As a first-time mother, childbirth was highly overwhelming. After the birth of my child, I was tired and I wanted to go home. Unfortunately, we had to stay more than a week at the hospital due to complications. On my last day at the hospital, I was incredibly excited to go home and spend time with my family.
I was so happy to hear the good news that I will be going home.
However, along with the good news, came the bad news. The doctor told me and my partner that my baby was born with an “undescended testicle,” which means that a child’s testicle has not dropped down to its normal place in the scrotum.
Before birth, a baby boy’s testes will develop inside his abdomen. Closer to delivery, these organs travel through a canal in the groin. When all goes as it should, the testicles then fall into place in the scrotum. How do I know this? Lots of research as a mom.
“Undescended testicles is the most common genital abnormality found at birth. About 1-3% of full-term boys have the condition at birth,” according to Healthy Children.org.
Despite the doctor telling us not to worry, my partner and I were shocked. Considering that my new-born son Levi wasn’t in any pain, I tried not to worry too much about his undescended testicle diagnosis.
The article by Healthy Children.org states that the cause of undescended testicles remains unknown. Not a comforting notion for a new mom. It also states that premature birth plays a role, but the condition may also be genetic and that there is also a 7.5% chance that the brother of a boy with undescended testicles will have the same condition.
As a mother, I believe it is important to raise awareness of health issues that may affect your baby in his first year and that are not discussed commonly during pregnancy. You just never know what your experience as a mom will be like or what you might have to go through with your baby.
On Levi’s first doctor’s visit, his pediatrician mentioned more information on his diagnosis. She said that in most cases, the undescended testicle drops into place with time. She also said that if his testicle didn’t drop, he would have to have surgery.
Hearing that my baby boy might need surgery was extremely frightening. To be completely honest, I was freaking out. It was always a conversation that was brought up at every doctor’s appointment. The more they talked about it, the more scared I became.
At 10-months-old, his pediatrician indicated that the longer we waited, the more damage could be done. His undescended testicle never dropped into place, so we decided to go with the orchiopexy surgery.
He had it done when he was around 11 months old. We decided to get his surgery done at Children’s Hospital in Los Angeles.
We had him tested for COVID-19 a day prior to his surgery. Levi, who had been awakened from a nap, was not pleased. We were also told that he was not supposed to have anything to eat prior to surgery; his last meal was at 3:00 a.m. His surgery was scheduled for 7:00 a.m.
Due to COVID-19, only one parent was allowed in the waiting room on the urology floor. Levi’s dad had to wait in the regular waiting room, which I felt horrible about because it was making the experience even harder for us.

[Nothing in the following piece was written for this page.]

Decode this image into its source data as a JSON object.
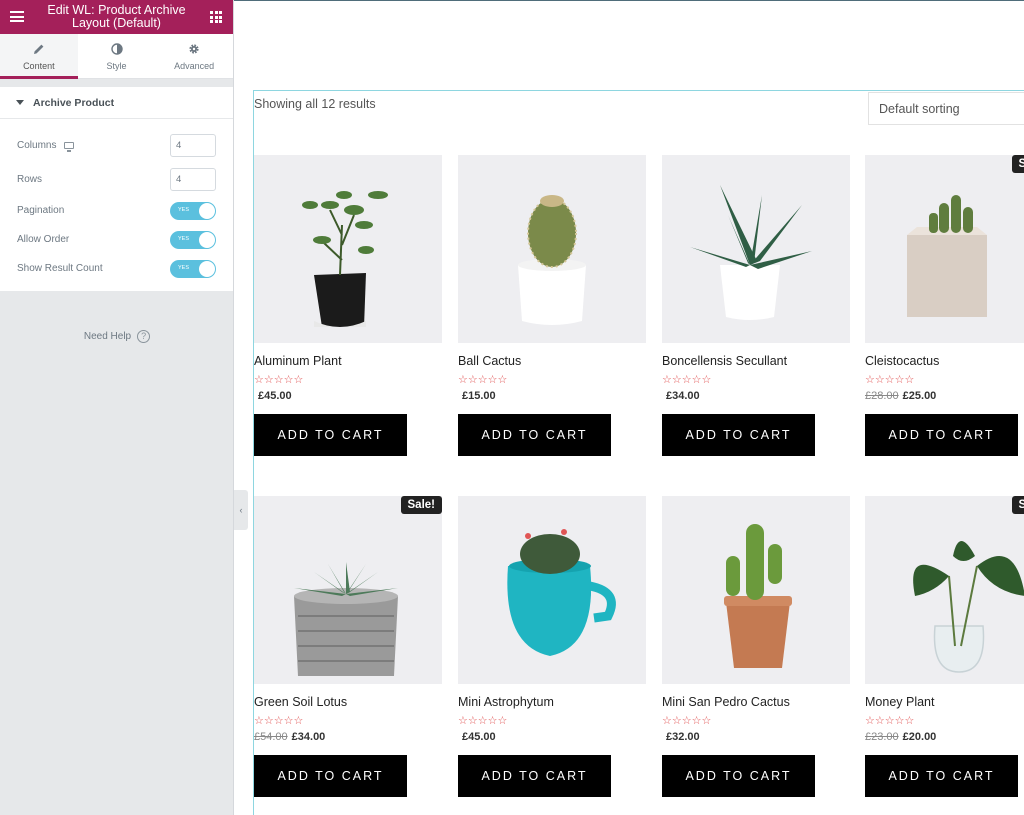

Levi and I got taken into this room where they checked his vitals.
Another nurse then came and handed to me the most adorable, tiniest robe along with his anesthesia medication he needed to drink. As we were waiting, he started to feel the effects of the medication and he was a very sleepy and happy baby.

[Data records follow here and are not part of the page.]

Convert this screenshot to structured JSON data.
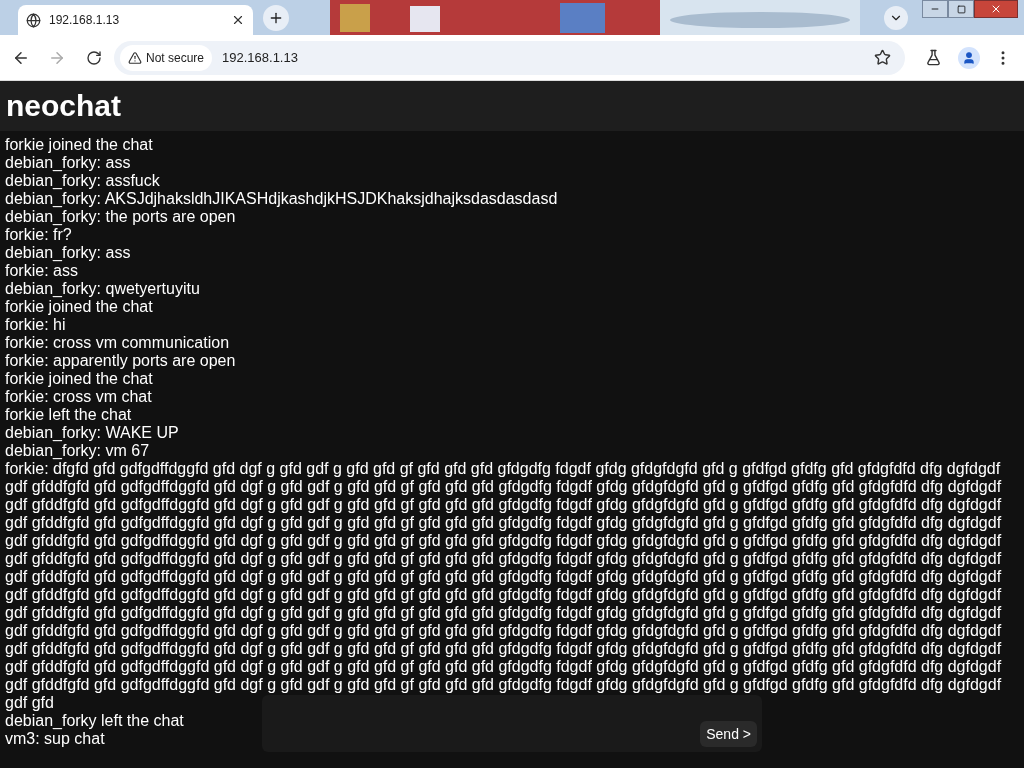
{
  "browser": {
    "tab": {
      "title": "192.168.1.13",
      "selected": true
    },
    "security": "Not secure",
    "url": "192.168.1.13"
  },
  "page": {
    "title": "neochat",
    "messages": [
      "forkie joined the chat",
      "debian_forky: ass",
      "debian_forky: assfuck",
      "debian_forky: AKSJdjhaksldhJIKASHdjkashdjkHSJDKhaksjdhajksdasdasdasd",
      "debian_forky: the ports are open",
      "forkie: fr?",
      "debian_forky: ass",
      "forkie: ass",
      "debian_forky: qwetyertuyitu",
      "forkie joined the chat",
      "forkie: hi",
      "forkie: cross vm communication",
      "forkie: apparently ports are open",
      "forkie joined the chat",
      "forkie: cross vm chat",
      "forkie left the chat",
      "debian_forky: WAKE UP",
      "debian_forky: vm 67",
      "forkie: dfgfd gfd gdfgdffdggfd gfd dgf g gfd gdf g gfd gfd gf gfd gfd gfd gfdgdfg fdgdf gfdg gfdgfdgfd gfd g gfdfgd gfdfg gfd gfdgfdfd dfg dgfdgdf gdf gfddfgfd gfd gdfgdffdggfd gfd dgf g gfd gdf g gfd gfd gf gfd gfd gfd gfdgdfg fdgdf gfdg gfdgfdgfd gfd g gfdfgd gfdfg gfd gfdgfdfd dfg dgfdgdf gdf gfddfgfd gfd gdfgdffdggfd gfd dgf g gfd gdf g gfd gfd gf gfd gfd gfd gfdgdfg fdgdf gfdg gfdgfdgfd gfd g gfdfgd gfdfg gfd gfdgfdfd dfg dgfdgdf gdf gfddfgfd gfd gdfgdffdggfd gfd dgf g gfd gdf g gfd gfd gf gfd gfd gfd gfdgdfg fdgdf gfdg gfdgfdgfd gfd g gfdfgd gfdfg gfd gfdgfdfd dfg dgfdgdf gdf gfddfgfd gfd gdfgdffdggfd gfd dgf g gfd gdf g gfd gfd gf gfd gfd gfd gfdgdfg fdgdf gfdg gfdgfdgfd gfd g gfdfgd gfdfg gfd gfdgfdfd dfg dgfdgdf gdf gfddfgfd gfd gdfgdffdggfd gfd dgf g gfd gdf g gfd gfd gf gfd gfd gfd gfdgdfg fdgdf gfdg gfdgfdgfd gfd g gfdfgd gfdfg gfd gfdgfdfd dfg dgfdgdf gdf gfddfgfd gfd gdfgdffdggfd gfd dgf g gfd gdf g gfd gfd gf gfd gfd gfd gfdgdfg fdgdf gfdg gfdgfdgfd gfd g gfdfgd gfdfg gfd gfdgfdfd dfg dgfdgdf gdf gfddfgfd gfd gdfgdffdggfd gfd dgf g gfd gdf g gfd gfd gf gfd gfd gfd gfdgdfg fdgdf gfdg gfdgfdgfd gfd g gfdfgd gfdfg gfd gfdgfdfd dfg dgfdgdf gdf gfddfgfd gfd gdfgdffdggfd gfd dgf g gfd gdf g gfd gfd gf gfd gfd gfd gfdgdfg fdgdf gfdg gfdgfdgfd gfd g gfdfgd gfdfg gfd gfdgfdfd dfg dgfdgdf gdf gfddfgfd gfd gdfgdffdggfd gfd dgf g gfd gdf g gfd gfd gf gfd gfd gfd gfdgdfg fdgdf gfdg gfdgfdgfd gfd g gfdfgd gfdfg gfd gfdgfdfd dfg dgfdgdf gdf gfddfgfd gfd gdfgdffdggfd gfd dgf g gfd gdf g gfd gfd gf gfd gfd gfd gfdgdfg fdgdf gfdg gfdgfdgfd gfd g gfdfgd gfdfg gfd gfdgfdfd dfg dgfdgdf gdf gfddfgfd gfd gdfgdffdggfd gfd dgf g gfd gdf g gfd gfd gf gfd gfd gfd gfdgdfg fdgdf gfdg gfdgfdgfd gfd g gfdfgd gfdfg gfd gfdgfdfd dfg dgfdgdf gdf gfddfgfd gfd gdfgdffdggfd gfd dgf g gfd gdf g gfd gfd gf gfd gfd gfd gfdgdfg fdgdf gfdg gfdgfdgfd gfd g gfdfgd gfdfg gfd gfdgfdfd dfg dgfdgdf gdf gfd",
      "debian_forky left the chat",
      "vm3: sup chat"
    ],
    "composer": {
      "send": "Send >"
    }
  }
}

Then a lot of nurses came in and were ready to take him to the operating room.
I remember them saying, “Ok mom, say your goodbyes,” and I immediately started to cry. I gave him a kiss and one last thigh hug. At that moment I felt compelled to pray, even though I’m not very religious, but it was the only thing that felt right.
Levi’s surgery took about an hour and a half, the worst hour and a half of my life. Then a nurse came and got me and took me back as he was starting to wake up. He woke up in an absolutely foul mood. He started to cry and didn’t want to drink his juice. After a while, he settled down and was his normal, happy self.
We got discharged as soon as he drank all of his juice. By the time we got to my mother-in-law’s house around 11:00 a.m., he was playing, standing up and crawling like he wasn’t in any pain.
I gave him Tylenol pretty regularly the first few days, but he never acted like he was in pain. The only real limitation we had for the first two weeks was to ensure that he did not have his incisions immersed in water.
“For at least 2 weeks after surgery, your child should avoid games, sports, rough play, bike riding, and other activities where there is a risk of an injury to the genitals,” according to Network of Care.The aftercare for surgery was to put antibacterial cream on both incisions and keep the area dry and clean at all times. It is very important not to remove the stitches because they will dissolve on their own. He still has small scars at the two incision sites, on lower right hand of his abdomen and on his right testicle, but they are fading.
Overall, the treatment was a pretty easy experience. My top recommendation is to find a hospital that will work with you and that you trust. I’m from Bakersfield and to get to the Children’s Hospital in Los Angeles, I drove two hours. It was totally worth it! Levi was in really good hands. I know it’s hard to think of your little one going under surgery, but I hope that my description is detailed enough to give you some idea of what to expect if you decide to do the orchiopexy surgery on your baby.
If there is anything I can help with, please don’t hesitate to reach out to me by email at firstname.lastname@example.org.